The Perfect 10 is available in 14 designs, starting with the “Ava” and progressing to “Nina.” There are also four Perfect 20 designs and five Banner Station configurations. For more information, view Perfect 10 details and download literature at

Exhibit Renderings Rock . . . But Photos Rule!

November 8th, 2009 COMMENTS
Magellan Miracle Portable Hybrid Display

Magellan Miracle Portable Hybrid Display

Our website, like most exhibit websites, has an abundance of renderings. It makes sense. Renderings allow our designers to show multiple exhibit designs quickly and economically.

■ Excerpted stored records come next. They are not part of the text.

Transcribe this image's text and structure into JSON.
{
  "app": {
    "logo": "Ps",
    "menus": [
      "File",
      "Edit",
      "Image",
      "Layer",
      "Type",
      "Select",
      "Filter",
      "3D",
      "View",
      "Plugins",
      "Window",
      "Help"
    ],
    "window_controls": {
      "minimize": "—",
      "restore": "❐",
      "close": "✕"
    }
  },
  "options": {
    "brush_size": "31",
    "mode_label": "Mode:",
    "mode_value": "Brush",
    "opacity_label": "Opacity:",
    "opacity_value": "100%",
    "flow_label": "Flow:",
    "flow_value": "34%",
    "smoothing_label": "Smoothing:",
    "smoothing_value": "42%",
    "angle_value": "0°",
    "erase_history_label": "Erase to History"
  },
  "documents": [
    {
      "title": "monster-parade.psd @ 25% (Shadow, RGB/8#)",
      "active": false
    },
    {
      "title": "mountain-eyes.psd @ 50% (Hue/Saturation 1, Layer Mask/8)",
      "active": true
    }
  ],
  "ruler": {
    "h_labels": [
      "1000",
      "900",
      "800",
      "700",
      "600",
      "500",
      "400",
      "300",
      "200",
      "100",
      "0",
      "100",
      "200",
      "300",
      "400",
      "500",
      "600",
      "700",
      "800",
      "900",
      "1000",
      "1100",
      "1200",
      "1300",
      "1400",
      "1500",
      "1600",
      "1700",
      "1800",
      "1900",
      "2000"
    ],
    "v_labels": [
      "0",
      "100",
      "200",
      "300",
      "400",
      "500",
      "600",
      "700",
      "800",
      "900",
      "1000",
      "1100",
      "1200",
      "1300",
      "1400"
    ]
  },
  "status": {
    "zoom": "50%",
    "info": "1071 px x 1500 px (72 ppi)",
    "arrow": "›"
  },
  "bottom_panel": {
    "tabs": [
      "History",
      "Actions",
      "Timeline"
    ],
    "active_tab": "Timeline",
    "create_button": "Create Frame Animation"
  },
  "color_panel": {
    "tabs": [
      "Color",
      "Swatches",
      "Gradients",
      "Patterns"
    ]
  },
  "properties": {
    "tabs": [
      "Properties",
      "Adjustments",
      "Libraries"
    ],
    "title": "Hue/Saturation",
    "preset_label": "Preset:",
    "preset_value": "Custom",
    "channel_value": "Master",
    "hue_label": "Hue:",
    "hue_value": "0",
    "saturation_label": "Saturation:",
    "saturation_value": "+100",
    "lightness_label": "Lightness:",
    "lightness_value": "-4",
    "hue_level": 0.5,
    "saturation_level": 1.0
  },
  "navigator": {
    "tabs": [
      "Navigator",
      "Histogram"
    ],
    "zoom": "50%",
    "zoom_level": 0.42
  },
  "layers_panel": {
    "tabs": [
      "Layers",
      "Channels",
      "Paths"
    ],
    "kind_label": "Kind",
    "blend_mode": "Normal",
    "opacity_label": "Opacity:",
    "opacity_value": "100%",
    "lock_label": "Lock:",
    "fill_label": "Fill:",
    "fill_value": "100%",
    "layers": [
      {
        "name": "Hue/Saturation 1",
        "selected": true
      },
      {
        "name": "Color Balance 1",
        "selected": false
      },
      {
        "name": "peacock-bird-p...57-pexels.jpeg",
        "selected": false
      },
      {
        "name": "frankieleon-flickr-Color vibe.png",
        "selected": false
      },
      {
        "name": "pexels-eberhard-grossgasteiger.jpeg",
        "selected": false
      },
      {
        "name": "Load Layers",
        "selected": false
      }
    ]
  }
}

However, given a choice, nearly everyone would rather see photos over renderings. 

Portable Hybrid Displays

The fastest growing segment in the trade show exhibit industry is portable hybrids. What are portable hybrids? Click on this link for an explanation, or simply click on the two photo gallery links below. These galleries show actual orders in the Classic Exhibits Setup Area over the past six to nine months. It doesn’t include every portable hybrid ordered, nor does it show the other exhibit lines we manufacturer. If you are interested in seeing a more comprehensive photo gallery, we encourage you to visit P5D, our daily blog of photos (which goes back nearly four years). We think you’ll enjoy seeing how exhibit trends are constantly changing from season-to-season and year-to-year.

The gallery links below include designs from our Perfect 10, Perfect 20, Magellan, and Sacagawea lines. In addition, you’ll see creative examples of counters, pedestals, workstations, and kiosks.  Let us know what you like (and don’t like).

Recent Portable Hybrid Displays

Gallery 1

Gallery 2

–Mel White